Page and application data records:
>>>>

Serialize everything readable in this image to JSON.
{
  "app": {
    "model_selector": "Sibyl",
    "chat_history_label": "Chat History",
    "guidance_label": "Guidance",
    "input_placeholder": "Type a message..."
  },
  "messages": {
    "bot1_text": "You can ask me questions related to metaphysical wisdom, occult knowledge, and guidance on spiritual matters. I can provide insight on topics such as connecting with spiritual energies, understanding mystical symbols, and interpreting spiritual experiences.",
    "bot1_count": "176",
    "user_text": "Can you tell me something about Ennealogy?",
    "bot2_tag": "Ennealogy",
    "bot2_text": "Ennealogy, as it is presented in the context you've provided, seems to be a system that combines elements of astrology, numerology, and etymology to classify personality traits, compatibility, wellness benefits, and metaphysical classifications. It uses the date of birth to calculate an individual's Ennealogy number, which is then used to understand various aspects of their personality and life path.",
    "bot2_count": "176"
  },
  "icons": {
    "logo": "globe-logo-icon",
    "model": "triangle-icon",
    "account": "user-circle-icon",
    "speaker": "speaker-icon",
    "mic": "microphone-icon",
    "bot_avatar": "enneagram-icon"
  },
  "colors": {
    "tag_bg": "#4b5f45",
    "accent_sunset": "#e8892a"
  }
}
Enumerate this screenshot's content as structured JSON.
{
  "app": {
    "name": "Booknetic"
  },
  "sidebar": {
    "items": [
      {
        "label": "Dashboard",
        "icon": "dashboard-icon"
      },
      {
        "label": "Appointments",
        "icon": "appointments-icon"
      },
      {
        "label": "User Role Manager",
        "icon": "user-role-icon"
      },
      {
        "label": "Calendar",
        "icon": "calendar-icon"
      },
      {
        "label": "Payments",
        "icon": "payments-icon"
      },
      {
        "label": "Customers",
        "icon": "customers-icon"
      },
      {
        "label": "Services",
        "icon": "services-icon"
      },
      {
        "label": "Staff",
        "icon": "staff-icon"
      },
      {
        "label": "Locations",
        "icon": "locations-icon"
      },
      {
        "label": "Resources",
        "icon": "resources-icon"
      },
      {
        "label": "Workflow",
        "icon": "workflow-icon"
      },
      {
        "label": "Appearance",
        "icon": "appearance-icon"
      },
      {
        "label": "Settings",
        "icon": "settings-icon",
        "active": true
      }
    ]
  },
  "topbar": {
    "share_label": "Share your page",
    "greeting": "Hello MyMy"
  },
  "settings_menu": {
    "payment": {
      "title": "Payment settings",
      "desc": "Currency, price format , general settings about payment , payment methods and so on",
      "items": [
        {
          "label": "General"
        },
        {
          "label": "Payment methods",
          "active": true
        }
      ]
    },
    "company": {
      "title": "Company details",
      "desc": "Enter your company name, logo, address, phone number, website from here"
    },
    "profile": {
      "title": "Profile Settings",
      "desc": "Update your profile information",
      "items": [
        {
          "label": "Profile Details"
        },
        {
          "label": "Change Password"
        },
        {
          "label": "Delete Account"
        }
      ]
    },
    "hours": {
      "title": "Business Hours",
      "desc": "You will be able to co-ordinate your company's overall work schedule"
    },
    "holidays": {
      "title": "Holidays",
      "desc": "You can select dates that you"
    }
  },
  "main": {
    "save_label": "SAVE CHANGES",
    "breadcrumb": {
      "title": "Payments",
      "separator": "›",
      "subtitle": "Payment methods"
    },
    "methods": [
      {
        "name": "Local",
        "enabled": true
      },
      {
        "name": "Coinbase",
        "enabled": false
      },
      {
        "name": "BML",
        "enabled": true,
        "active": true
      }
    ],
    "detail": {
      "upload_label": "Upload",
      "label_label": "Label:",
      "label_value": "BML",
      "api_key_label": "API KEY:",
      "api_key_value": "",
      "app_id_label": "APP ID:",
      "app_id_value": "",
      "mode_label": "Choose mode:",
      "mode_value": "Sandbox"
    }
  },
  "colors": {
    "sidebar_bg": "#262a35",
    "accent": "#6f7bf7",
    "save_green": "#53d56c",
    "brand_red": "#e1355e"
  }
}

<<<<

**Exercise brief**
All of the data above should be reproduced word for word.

**Response box**
Serialize everything readable in this image to JSON.
{
  "app": {
    "model_selector": "Sibyl",
    "chat_history_label": "Chat History",
    "guidance_label": "Guidance",
    "input_placeholder": "Type a message..."
  },
  "messages": {
    "bot1_text": "You can ask me questions related to metaphysical wisdom, occult knowledge, and guidance on spiritual matters. I can provide insight on topics such as connecting with spiritual energies, understanding mystical symbols, and interpreting spiritual experiences.",
    "bot1_count": "176",
    "user_text": "Can you tell me something about Ennealogy?",
    "bot2_tag": "Ennealogy",
    "bot2_text": "Ennealogy, as it is presented in the context you've provided, seems to be a system that combines elements of astrology, numerology, and etymology to classify personality traits, compatibility, wellness benefits, and metaphysical classifications. It uses the date of birth to calculate an individual's Ennealogy number, which is then used to understand various aspects of their personality and life path.",
    "bot2_count": "176"
  },
  "icons": {
    "logo": "globe-logo-icon",
    "model": "triangle-icon",
    "account": "user-circle-icon",
    "speaker": "speaker-icon",
    "mic": "microphone-icon",
    "bot_avatar": "enneagram-icon"
  },
  "colors": {
    "tag_bg": "#4b5f45",
    "accent_sunset": "#e8892a"
  }
}
Enumerate this screenshot's content as structured JSON.
{
  "app": {
    "name": "Booknetic"
  },
  "sidebar": {
    "items": [
      {
        "label": "Dashboard",
        "icon": "dashboard-icon"
      },
      {
        "label": "Appointments",
        "icon": "appointments-icon"
      },
      {
        "label": "User Role Manager",
        "icon": "user-role-icon"
      },
      {
        "label": "Calendar",
        "icon": "calendar-icon"
      },
      {
        "label": "Payments",
        "icon": "payments-icon"
      },
      {
        "label": "Customers",
        "icon": "customers-icon"
      },
      {
        "label": "Services",
        "icon": "services-icon"
      },
      {
        "label": "Staff",
        "icon": "staff-icon"
      },
      {
        "label": "Locations",
        "icon": "locations-icon"
      },
      {
        "label": "Resources",
        "icon": "resources-icon"
      },
      {
        "label": "Workflow",
        "icon": "workflow-icon"
      },
      {
        "label": "Appearance",
        "icon": "appearance-icon"
      },
      {
        "label": "Settings",
        "icon": "settings-icon",
        "active": true
      }
    ]
  },
  "topbar": {
    "share_label": "Share your page",
    "greeting": "Hello MyMy"
  },
  "settings_menu": {
    "payment": {
      "title": "Payment settings",
      "desc": "Currency, price format , general settings about payment , payment methods and so on",
      "items": [
        {
          "label": "General"
        },
        {
          "label": "Payment methods",
          "active": true
        }
      ]
    },
    "company": {
      "title": "Company details",
      "desc": "Enter your company name, logo, address, phone number, website from here"
    },
    "profile": {
      "title": "Profile Settings",
      "desc": "Update your profile information",
      "items": [
        {
          "label": "Profile Details"
        },
        {
          "label": "Change Password"
        },
        {
          "label": "Delete Account"
        }
      ]
    },
    "hours": {
      "title": "Business Hours",
      "desc": "You will be able to co-ordinate your company's overall work schedule"
    },
    "holidays": {
      "title": "Holidays",
      "desc": "You can select dates that you"
    }
  },
  "main": {
    "save_label": "SAVE CHANGES",
    "breadcrumb": {
      "title": "Payments",
      "separator": "›",
      "subtitle": "Payment methods"
    },
    "methods": [
      {
        "name": "Local",
        "enabled": true
      },
      {
        "name": "Coinbase",
        "enabled": false
      },
      {
        "name": "BML",
        "enabled": true,
        "active": true
      }
    ],
    "detail": {
      "upload_label": "Upload",
      "label_label": "Label:",
      "label_value": "BML",
      "api_key_label": "API KEY:",
      "api_key_value": "",
      "app_id_label": "APP ID:",
      "app_id_value": "",
      "mode_label": "Choose mode:",
      "mode_value": "Sandbox"
    }
  },
  "colors": {
    "sidebar_bg": "#262a35",
    "accent": "#6f7bf7",
    "save_green": "#53d56c",
    "brand_red": "#e1355e"
  }
}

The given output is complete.